══ EXERCISE DATA ══

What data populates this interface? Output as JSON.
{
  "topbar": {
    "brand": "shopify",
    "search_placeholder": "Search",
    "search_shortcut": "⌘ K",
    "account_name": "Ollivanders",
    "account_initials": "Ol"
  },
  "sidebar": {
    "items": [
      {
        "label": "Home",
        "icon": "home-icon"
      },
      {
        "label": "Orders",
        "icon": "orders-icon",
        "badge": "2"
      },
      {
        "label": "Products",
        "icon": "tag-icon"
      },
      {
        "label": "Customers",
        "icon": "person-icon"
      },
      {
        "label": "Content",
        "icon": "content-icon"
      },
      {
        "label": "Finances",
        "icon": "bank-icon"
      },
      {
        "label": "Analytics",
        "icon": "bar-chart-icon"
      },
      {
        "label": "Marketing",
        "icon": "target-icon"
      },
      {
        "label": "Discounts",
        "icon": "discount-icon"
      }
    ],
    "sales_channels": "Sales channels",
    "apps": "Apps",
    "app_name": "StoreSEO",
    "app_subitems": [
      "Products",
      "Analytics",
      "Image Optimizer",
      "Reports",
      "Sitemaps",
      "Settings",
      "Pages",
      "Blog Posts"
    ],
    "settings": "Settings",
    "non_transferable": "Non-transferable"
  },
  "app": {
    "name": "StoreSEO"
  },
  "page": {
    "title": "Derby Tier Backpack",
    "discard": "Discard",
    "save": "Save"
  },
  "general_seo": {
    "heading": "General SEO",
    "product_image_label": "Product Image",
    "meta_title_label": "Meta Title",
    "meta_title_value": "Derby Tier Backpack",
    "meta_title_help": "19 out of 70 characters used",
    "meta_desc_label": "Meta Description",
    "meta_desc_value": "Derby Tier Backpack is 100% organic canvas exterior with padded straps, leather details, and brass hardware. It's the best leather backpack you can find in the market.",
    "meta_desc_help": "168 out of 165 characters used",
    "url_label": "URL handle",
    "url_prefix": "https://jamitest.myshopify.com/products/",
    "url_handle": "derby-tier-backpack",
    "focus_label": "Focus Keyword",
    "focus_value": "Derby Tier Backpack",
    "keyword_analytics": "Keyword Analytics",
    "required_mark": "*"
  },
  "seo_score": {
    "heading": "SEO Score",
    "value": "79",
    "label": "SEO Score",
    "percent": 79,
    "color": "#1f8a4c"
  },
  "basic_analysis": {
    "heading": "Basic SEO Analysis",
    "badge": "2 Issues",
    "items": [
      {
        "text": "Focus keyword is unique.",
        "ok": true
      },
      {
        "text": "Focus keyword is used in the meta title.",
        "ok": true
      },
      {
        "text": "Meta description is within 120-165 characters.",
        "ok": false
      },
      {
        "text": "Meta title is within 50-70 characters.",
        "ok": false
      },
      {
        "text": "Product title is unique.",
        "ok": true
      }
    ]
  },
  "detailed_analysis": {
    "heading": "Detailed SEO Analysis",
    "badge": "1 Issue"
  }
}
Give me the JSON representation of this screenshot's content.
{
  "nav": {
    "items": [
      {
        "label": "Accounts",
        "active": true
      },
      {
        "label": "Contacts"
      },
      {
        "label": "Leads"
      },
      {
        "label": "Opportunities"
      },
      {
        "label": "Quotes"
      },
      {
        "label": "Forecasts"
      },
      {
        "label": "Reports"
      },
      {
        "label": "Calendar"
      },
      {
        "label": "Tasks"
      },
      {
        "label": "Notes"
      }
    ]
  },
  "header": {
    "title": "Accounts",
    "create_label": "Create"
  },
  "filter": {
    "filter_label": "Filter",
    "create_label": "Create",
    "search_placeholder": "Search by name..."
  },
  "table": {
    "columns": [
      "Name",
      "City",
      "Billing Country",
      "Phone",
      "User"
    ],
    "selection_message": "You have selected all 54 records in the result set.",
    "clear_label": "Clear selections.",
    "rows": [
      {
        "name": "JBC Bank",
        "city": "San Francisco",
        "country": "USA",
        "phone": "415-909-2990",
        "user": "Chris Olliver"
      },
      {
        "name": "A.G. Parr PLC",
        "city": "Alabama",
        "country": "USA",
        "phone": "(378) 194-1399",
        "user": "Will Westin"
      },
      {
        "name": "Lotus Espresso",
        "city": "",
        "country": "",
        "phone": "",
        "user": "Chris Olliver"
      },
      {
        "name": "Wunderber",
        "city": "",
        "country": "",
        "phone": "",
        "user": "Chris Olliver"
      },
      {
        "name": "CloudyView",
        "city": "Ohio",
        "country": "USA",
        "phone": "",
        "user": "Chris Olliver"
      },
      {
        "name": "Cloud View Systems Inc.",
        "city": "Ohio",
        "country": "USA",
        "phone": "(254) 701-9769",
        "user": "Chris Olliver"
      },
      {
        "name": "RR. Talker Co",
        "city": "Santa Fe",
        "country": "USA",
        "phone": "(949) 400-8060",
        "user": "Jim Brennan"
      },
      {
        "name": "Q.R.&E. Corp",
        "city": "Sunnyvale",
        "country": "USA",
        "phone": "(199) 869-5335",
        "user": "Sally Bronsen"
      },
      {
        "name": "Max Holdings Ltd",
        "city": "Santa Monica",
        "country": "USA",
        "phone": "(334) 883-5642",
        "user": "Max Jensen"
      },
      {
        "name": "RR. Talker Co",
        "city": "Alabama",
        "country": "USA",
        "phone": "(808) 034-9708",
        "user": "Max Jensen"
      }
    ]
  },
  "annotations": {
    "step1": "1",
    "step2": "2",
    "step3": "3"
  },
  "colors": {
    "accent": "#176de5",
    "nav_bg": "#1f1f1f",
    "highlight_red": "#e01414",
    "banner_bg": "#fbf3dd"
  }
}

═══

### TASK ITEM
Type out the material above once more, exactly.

### SOLUTION FOR THIS TASK
What data populates this interface? Output as JSON.
{
  "topbar": {
    "brand": "shopify",
    "search_placeholder": "Search",
    "search_shortcut": "⌘ K",
    "account_name": "Ollivanders",
    "account_initials": "Ol"
  },
  "sidebar": {
    "items": [
      {
        "label": "Home",
        "icon": "home-icon"
      },
      {
        "label": "Orders",
        "icon": "orders-icon",
        "badge": "2"
      },
      {
        "label": "Products",
        "icon": "tag-icon"
      },
      {
        "label": "Customers",
        "icon": "person-icon"
      },
      {
        "label": "Content",
        "icon": "content-icon"
      },
      {
        "label": "Finances",
        "icon": "bank-icon"
      },
      {
        "label": "Analytics",
        "icon": "bar-chart-icon"
      },
      {
        "label": "Marketing",
        "icon": "target-icon"
      },
      {
        "label": "Discounts",
        "icon": "discount-icon"
      }
    ],
    "sales_channels": "Sales channels",
    "apps": "Apps",
    "app_name": "StoreSEO",
    "app_subitems": [
      "Products",
      "Analytics",
      "Image Optimizer",
      "Reports",
      "Sitemaps",
      "Settings",
      "Pages",
      "Blog Posts"
    ],
    "settings": "Settings",
    "non_transferable": "Non-transferable"
  },
  "app": {
    "name": "StoreSEO"
  },
  "page": {
    "title": "Derby Tier Backpack",
    "discard": "Discard",
    "save": "Save"
  },
  "general_seo": {
    "heading": "General SEO",
    "product_image_label": "Product Image",
    "meta_title_label": "Meta Title",
    "meta_title_value": "Derby Tier Backpack",
    "meta_title_help": "19 out of 70 characters used",
    "meta_desc_label": "Meta Description",
    "meta_desc_value": "Derby Tier Backpack is 100% organic canvas exterior with padded straps, leather details, and brass hardware. It's the best leather backpack you can find in the market.",
    "meta_desc_help": "168 out of 165 characters used",
    "url_label": "URL handle",
    "url_prefix": "https://jamitest.myshopify.com/products/",
    "url_handle": "derby-tier-backpack",
    "focus_label": "Focus Keyword",
    "focus_value": "Derby Tier Backpack",
    "keyword_analytics": "Keyword Analytics",
    "required_mark": "*"
  },
  "seo_score": {
    "heading": "SEO Score",
    "value": "79",
    "label": "SEO Score",
    "percent": 79,
    "color": "#1f8a4c"
  },
  "basic_analysis": {
    "heading": "Basic SEO Analysis",
    "badge": "2 Issues",
    "items": [
      {
        "text": "Focus keyword is unique.",
        "ok": true
      },
      {
        "text": "Focus keyword is used in the meta title.",
        "ok": true
      },
      {
        "text": "Meta description is within 120-165 characters.",
        "ok": false
      },
      {
        "text": "Meta title is within 50-70 characters.",
        "ok": false
      },
      {
        "text": "Product title is unique.",
        "ok": true
      }
    ]
  },
  "detailed_analysis": {
    "heading": "Detailed SEO Analysis",
    "badge": "1 Issue"
  }
}
Give me the JSON representation of this screenshot's content.
{
  "nav": {
    "items": [
      {
        "label": "Accounts",
        "active": true
      },
      {
        "label": "Contacts"
      },
      {
        "label": "Leads"
      },
      {
        "label": "Opportunities"
      },
      {
        "label": "Quotes"
      },
      {
        "label": "Forecasts"
      },
      {
        "label": "Reports"
      },
      {
        "label": "Calendar"
      },
      {
        "label": "Tasks"
      },
      {
        "label": "Notes"
      }
    ]
  },
  "header": {
    "title": "Accounts",
    "create_label": "Create"
  },
  "filter": {
    "filter_label": "Filter",
    "create_label": "Create",
    "search_placeholder": "Search by name..."
  },
  "table": {
    "columns": [
      "Name",
      "City",
      "Billing Country",
      "Phone",
      "User"
    ],
    "selection_message": "You have selected all 54 records in the result set.",
    "clear_label": "Clear selections.",
    "rows": [
      {
        "name": "JBC Bank",
        "city": "San Francisco",
        "country": "USA",
        "phone": "415-909-2990",
        "user": "Chris Olliver"
      },
      {
        "name": "A.G. Parr PLC",
        "city": "Alabama",
        "country": "USA",
        "phone": "(378) 194-1399",
        "user": "Will Westin"
      },
      {
        "name": "Lotus Espresso",
        "city": "",
        "country": "",
        "phone": "",
        "user": "Chris Olliver"
      },
      {
        "name": "Wunderber",
        "city": "",
        "country": "",
        "phone": "",
        "user": "Chris Olliver"
      },
      {
        "name": "CloudyView",
        "city": "Ohio",
        "country": "USA",
        "phone": "",
        "user": "Chris Olliver"
      },
      {
        "name": "Cloud View Systems Inc.",
        "city": "Ohio",
        "country": "USA",
        "phone": "(254) 701-9769",
        "user": "Chris Olliver"
      },
      {
        "name": "RR. Talker Co",
        "city": "Santa Fe",
        "country": "USA",
        "phone": "(949) 400-8060",
        "user": "Jim Brennan"
      },
      {
        "name": "Q.R.&E. Corp",
        "city": "Sunnyvale",
        "country": "USA",
        "phone": "(199) 869-5335",
        "user": "Sally Bronsen"
      },
      {
        "name": "Max Holdings Ltd",
        "city": "Santa Monica",
        "country": "USA",
        "phone": "(334) 883-5642",
        "user": "Max Jensen"
      },
      {
        "name": "RR. Talker Co",
        "city": "Alabama",
        "country": "USA",
        "phone": "(808) 034-9708",
        "user": "Max Jensen"
      }
    ]
  },
  "annotations": {
    "step1": "1",
    "step2": "2",
    "step3": "3"
  },
  "colors": {
    "accent": "#176de5",
    "nav_bg": "#1f1f1f",
    "highlight_red": "#e01414",
    "banner_bg": "#fbf3dd"
  }
}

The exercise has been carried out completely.